[[ DATA SECTION open ]]

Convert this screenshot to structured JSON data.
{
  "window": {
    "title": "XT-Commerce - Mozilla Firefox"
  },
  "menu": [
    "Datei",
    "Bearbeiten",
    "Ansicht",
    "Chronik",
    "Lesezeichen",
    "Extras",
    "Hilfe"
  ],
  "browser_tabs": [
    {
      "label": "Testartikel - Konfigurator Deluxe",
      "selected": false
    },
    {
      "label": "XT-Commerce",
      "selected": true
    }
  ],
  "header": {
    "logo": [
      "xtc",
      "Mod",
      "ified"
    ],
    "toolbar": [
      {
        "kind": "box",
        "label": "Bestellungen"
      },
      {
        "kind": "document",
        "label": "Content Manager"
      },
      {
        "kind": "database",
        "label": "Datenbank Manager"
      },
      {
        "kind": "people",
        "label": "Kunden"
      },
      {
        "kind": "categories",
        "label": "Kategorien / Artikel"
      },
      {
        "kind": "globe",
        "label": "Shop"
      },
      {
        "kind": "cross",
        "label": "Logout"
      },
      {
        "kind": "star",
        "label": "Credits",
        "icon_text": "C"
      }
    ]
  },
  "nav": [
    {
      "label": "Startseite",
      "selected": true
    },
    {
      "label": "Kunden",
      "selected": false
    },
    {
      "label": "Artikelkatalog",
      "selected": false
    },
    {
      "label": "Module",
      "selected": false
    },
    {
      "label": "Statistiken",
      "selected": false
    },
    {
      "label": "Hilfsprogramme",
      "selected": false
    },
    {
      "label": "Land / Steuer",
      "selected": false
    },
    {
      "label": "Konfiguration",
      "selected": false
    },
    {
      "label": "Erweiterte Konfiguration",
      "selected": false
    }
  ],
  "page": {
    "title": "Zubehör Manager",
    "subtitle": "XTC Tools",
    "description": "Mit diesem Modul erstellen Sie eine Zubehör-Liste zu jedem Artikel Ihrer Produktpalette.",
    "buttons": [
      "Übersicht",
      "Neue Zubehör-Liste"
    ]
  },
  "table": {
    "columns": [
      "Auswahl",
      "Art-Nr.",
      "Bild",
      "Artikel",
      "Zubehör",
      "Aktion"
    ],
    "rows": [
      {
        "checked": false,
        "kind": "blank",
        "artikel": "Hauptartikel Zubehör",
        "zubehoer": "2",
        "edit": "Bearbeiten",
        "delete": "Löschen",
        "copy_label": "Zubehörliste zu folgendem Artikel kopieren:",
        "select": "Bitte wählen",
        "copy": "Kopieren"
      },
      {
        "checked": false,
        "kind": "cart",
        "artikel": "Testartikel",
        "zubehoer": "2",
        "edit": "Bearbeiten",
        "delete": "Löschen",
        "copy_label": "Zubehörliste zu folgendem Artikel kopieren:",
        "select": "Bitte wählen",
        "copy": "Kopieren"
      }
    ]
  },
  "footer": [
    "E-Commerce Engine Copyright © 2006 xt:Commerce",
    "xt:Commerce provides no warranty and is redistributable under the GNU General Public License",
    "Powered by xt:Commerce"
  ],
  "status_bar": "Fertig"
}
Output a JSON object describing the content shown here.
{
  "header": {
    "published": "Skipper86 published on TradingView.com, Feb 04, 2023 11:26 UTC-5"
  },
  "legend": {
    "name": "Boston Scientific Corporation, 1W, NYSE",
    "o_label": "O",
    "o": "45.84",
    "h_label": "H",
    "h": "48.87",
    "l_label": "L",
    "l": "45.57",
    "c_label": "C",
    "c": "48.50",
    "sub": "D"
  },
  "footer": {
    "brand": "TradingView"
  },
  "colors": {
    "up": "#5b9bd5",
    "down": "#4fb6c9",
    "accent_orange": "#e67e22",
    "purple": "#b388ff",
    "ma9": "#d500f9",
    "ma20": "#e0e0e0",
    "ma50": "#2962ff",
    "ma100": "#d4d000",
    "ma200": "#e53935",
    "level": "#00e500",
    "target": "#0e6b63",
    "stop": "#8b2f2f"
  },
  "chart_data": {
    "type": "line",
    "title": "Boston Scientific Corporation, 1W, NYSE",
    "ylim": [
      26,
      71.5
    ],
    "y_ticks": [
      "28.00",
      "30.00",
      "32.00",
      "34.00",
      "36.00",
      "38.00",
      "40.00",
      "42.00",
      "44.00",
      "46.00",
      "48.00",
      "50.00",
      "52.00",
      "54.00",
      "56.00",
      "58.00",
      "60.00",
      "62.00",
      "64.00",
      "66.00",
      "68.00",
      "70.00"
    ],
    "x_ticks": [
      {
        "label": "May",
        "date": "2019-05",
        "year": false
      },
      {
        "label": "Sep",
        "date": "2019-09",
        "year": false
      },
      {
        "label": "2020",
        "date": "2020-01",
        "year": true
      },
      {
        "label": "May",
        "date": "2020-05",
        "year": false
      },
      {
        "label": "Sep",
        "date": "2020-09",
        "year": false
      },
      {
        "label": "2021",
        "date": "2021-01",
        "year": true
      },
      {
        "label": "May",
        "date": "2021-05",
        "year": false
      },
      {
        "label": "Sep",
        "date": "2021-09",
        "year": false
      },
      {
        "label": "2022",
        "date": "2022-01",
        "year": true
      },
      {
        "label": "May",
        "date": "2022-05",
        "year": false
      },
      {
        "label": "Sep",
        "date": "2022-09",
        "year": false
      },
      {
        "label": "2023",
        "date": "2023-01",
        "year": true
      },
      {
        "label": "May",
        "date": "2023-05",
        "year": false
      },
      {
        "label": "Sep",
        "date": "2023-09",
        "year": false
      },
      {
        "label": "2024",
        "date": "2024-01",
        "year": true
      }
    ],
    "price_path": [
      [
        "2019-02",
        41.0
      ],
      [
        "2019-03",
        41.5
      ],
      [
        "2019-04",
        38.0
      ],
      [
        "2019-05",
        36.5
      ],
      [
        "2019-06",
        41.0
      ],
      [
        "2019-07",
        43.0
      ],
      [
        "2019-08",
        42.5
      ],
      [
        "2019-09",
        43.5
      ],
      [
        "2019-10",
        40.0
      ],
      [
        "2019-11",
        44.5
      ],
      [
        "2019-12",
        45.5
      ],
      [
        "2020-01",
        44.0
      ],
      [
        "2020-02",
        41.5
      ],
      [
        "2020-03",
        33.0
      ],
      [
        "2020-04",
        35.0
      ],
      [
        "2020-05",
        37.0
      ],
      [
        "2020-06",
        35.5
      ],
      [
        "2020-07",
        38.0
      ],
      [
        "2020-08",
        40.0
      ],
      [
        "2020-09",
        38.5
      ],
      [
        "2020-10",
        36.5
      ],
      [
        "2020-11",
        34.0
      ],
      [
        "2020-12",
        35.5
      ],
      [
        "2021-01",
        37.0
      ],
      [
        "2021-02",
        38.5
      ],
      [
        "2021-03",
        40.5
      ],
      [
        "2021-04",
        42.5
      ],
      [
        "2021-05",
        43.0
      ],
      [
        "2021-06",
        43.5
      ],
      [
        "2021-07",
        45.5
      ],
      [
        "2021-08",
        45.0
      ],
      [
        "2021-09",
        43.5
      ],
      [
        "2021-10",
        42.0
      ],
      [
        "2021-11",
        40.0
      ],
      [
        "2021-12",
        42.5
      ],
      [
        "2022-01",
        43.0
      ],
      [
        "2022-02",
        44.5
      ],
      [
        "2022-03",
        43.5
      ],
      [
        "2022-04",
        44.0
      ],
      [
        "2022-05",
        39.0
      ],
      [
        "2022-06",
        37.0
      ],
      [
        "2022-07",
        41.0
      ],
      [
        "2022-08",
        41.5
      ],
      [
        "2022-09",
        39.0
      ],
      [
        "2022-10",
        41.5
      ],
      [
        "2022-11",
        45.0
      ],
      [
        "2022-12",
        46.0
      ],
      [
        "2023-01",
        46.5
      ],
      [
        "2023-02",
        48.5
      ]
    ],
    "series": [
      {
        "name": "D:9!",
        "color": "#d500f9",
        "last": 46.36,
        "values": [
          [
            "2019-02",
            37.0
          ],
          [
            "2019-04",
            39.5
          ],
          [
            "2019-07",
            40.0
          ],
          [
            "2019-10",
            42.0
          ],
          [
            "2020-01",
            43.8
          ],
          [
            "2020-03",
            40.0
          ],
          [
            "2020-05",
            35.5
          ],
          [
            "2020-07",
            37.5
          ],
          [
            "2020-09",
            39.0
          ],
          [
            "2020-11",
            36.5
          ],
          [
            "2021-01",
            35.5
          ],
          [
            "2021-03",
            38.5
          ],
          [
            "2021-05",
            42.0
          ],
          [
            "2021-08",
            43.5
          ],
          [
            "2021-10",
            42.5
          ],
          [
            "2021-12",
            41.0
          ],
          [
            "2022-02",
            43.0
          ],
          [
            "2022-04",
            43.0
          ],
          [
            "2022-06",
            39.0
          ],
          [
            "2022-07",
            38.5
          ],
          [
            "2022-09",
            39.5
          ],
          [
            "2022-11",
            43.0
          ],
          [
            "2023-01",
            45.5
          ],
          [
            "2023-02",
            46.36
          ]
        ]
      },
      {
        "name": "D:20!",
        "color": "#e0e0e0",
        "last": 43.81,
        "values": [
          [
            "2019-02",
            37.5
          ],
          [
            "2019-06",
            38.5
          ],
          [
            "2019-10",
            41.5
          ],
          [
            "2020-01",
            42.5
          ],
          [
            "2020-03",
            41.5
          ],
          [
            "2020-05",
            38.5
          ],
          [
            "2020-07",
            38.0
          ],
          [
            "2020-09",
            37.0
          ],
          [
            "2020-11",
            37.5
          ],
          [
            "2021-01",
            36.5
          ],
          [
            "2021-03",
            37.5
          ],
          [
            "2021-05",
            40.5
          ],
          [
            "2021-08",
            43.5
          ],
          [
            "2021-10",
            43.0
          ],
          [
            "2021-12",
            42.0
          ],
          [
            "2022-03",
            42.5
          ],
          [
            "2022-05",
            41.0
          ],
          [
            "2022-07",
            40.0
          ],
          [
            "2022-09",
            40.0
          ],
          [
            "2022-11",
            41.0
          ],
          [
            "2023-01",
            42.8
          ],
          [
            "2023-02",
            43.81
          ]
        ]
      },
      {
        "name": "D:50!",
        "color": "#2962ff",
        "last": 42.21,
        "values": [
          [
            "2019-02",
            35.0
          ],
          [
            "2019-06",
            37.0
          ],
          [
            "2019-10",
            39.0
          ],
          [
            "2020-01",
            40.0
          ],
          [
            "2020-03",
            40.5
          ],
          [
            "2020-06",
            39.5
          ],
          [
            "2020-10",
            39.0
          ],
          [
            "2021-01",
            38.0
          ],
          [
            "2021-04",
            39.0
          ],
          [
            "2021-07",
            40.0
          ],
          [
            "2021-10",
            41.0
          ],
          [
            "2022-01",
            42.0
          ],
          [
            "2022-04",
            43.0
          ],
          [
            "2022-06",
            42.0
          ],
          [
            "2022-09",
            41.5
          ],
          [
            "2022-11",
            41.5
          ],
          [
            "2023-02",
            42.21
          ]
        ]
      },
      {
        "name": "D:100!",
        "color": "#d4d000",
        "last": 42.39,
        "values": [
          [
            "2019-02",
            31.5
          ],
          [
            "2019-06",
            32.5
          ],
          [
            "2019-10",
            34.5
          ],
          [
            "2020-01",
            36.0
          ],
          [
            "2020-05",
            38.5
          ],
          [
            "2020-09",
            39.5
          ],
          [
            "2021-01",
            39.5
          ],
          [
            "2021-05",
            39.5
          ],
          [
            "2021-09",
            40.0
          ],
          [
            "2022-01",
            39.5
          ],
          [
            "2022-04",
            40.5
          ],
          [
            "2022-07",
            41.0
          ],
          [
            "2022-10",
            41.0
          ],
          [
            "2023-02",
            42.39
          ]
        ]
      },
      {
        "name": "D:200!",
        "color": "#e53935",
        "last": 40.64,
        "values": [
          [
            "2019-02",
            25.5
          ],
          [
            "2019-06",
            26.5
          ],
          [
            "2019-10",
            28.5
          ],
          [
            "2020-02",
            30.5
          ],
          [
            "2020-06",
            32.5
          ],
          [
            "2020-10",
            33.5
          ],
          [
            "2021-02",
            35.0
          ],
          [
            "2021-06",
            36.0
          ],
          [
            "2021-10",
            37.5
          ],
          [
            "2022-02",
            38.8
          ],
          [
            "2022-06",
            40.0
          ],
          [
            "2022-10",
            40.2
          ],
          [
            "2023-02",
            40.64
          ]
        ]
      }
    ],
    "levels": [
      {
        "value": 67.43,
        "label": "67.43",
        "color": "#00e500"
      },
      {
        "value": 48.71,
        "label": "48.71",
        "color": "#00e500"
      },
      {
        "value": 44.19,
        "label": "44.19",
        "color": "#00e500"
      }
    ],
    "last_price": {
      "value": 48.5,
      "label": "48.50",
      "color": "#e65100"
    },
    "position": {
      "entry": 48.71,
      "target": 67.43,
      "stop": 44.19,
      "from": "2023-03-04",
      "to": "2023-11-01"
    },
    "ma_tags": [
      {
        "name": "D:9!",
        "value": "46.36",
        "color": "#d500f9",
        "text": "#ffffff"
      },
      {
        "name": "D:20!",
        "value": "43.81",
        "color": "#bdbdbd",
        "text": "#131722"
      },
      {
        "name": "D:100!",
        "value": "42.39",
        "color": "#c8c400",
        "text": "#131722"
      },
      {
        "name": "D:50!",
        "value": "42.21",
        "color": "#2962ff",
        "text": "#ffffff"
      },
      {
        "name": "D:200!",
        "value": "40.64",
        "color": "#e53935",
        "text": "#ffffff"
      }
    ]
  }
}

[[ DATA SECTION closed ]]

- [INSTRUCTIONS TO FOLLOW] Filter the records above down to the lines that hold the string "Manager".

- [FINISHED EXERCISE]
        "label": "Content Manager"
        "label": "Datenbank Manager"
    "title": "Zubehör Manager",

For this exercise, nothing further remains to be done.